In a tight labour market in which employees no longer have the material guarantees their parents took for granted, workers are not prepared to swallow anything that feels like disrespect or bullying. Far from being a narrow “Westminster bubble” story, then, the fall of Raab is a salutary tale of change in modern Britain.

[See also: A reckoning for Dominic Raab, and Rishi Sunak]

Content from our partners
Unlocking the potential of a national asset, St Pancras International
Time for Labour to turn the tide on children’s health
How can we deliver better rail journeys for customers?

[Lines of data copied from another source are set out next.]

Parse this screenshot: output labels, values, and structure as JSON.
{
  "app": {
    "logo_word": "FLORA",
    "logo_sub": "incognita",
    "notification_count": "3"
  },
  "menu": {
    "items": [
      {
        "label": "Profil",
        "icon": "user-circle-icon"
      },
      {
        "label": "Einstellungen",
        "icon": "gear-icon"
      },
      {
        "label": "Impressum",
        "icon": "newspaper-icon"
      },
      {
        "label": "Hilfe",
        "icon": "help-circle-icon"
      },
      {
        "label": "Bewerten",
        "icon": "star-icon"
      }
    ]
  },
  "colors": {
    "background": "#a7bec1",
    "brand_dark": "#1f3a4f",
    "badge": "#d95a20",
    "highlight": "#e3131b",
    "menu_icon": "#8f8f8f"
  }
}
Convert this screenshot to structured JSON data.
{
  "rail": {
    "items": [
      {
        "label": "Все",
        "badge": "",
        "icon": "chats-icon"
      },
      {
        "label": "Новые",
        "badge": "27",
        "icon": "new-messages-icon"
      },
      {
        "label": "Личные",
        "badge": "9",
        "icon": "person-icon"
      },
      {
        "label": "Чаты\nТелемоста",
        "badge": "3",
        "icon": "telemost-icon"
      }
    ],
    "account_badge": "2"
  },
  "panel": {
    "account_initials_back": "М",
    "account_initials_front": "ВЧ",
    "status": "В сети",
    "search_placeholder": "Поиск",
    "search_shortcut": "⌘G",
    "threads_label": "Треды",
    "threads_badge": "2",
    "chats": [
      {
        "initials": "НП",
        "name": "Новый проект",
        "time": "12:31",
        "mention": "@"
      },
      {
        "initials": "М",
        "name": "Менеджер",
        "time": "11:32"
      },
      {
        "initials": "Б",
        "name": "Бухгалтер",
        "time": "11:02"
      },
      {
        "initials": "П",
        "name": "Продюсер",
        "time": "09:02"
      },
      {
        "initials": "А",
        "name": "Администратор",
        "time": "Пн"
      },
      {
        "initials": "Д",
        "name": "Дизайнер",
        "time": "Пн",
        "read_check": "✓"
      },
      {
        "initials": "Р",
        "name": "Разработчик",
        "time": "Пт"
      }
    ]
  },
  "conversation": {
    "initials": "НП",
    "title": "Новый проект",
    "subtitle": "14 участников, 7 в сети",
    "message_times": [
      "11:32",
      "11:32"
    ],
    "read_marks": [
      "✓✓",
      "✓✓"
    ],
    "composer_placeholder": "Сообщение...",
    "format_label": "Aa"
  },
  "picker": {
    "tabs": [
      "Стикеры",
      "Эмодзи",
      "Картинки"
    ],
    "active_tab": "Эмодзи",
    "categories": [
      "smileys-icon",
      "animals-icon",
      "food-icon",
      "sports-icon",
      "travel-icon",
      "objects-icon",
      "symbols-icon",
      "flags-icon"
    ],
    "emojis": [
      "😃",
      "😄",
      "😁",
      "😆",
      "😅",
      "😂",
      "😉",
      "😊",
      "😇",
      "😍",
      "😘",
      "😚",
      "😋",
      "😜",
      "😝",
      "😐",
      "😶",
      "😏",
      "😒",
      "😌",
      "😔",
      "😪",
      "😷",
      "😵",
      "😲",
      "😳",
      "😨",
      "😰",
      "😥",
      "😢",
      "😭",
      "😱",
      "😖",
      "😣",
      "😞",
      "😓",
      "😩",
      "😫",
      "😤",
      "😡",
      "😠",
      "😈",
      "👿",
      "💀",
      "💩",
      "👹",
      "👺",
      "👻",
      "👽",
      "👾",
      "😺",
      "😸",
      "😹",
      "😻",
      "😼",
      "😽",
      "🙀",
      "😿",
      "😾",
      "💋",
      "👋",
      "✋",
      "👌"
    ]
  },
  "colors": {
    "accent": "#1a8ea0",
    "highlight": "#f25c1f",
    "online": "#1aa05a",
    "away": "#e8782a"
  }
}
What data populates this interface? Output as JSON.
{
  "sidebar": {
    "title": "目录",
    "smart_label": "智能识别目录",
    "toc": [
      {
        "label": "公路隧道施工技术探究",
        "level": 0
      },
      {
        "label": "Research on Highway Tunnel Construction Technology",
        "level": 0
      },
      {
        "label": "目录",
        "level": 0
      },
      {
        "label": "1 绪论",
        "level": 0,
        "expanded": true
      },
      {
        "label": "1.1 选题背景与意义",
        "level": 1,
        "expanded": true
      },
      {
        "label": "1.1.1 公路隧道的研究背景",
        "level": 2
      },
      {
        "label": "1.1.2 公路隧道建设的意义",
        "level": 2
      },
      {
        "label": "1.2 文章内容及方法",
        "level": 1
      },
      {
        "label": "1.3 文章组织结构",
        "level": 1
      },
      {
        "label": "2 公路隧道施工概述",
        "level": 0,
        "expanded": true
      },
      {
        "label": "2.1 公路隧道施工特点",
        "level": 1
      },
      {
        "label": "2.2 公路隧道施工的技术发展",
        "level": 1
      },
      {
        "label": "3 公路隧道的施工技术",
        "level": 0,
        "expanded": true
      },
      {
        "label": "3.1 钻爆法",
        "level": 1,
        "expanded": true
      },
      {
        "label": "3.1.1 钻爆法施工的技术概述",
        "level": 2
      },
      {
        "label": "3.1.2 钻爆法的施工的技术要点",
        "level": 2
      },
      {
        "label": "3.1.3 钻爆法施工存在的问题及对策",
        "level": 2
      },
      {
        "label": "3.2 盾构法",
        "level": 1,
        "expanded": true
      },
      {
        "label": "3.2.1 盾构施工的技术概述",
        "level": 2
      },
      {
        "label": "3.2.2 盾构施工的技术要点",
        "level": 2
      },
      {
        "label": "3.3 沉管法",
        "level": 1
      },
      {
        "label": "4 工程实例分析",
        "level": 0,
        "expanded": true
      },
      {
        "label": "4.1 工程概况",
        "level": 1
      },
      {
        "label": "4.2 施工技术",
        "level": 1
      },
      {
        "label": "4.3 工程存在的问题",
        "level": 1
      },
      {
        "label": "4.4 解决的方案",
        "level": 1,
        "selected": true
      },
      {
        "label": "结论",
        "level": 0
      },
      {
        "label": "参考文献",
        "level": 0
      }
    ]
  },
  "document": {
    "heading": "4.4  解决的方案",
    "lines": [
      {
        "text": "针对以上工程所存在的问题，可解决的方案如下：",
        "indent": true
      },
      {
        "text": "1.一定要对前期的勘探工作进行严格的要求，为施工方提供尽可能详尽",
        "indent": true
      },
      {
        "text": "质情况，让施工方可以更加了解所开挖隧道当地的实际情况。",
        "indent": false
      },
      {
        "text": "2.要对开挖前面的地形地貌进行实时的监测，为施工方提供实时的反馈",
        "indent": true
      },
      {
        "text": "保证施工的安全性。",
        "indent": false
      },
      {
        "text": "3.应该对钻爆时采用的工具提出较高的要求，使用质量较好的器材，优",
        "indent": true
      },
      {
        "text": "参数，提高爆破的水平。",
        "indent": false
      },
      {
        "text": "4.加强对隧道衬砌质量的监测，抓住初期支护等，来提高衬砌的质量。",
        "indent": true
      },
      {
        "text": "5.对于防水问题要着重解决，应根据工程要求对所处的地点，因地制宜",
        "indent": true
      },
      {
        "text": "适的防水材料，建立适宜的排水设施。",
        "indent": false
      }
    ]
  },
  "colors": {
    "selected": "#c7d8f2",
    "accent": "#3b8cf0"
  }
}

Topics in this article : , , ,
Select and enter your email address Your weekly guide to the best writing on ideas, politics, books and culture every Saturday. The best way to sign up for The Saturday Read is via saturdayread.substack.com The New Statesman's quick and essential guide to the news and politics of the day. The best way to sign up for Morning Call is via morningcall.substack.com Our Thursday ideas newsletter, delving into philosophy, criticism, and intellectual history. The best way to sign up for The Salvo is via thesalvo.substack.com Stay up to date with NS events, subscription offers & updates. Weekly analysis of the shift to a new economy from the New Statesman's Spotlight on Policy team. The best way to sign up for The Green Transition is via spotlightonpolicy.substack.com
  • Administration / Office
  • Arts and Culture
  • Board Member
  • Business / Corporate Services
  • Client / Customer Services
  • Communications
  • Construction, Works, Engineering
  • Education, Curriculum and Teaching
  • Environment, Conservation and NRM
  • Facility / Grounds Management and Maintenance
  • Finance Management
  • Health - Medical and Nursing Management
  • HR, Training and Organisational Development
  • Information and Communications Technology
  • Information Services, Statistics, Records, Archives
  • Infrastructure Management - Transport, Utilities
  • Legal Officers and Practitioners
  • Librarians and Library Management
  • Management
  • Marketing
  • OH&S, Risk Management
  • Operations Management
  • Planning, Policy, Strategy
  • Printing, Design, Publishing, Web
  • Projects, Programs and Advisors
  • Property, Assets and Fleet Management
  • Public Relations and Media
  • Purchasing and Procurement
  • Quality Management
  • Science and Technical Research and Development
  • Security and Law Enforcement
  • Service Delivery
  • Sport and Recreation
  • Travel, Accommodation, Tourism
  • Wellbeing, Community / Social Services
Visit our privacy Policy for more information about our services, how New Statesman Media Group may use, process and share your personal data, including information on your rights in respect of your personal data and how you can unsubscribe from future marketing communications.
THANK YOU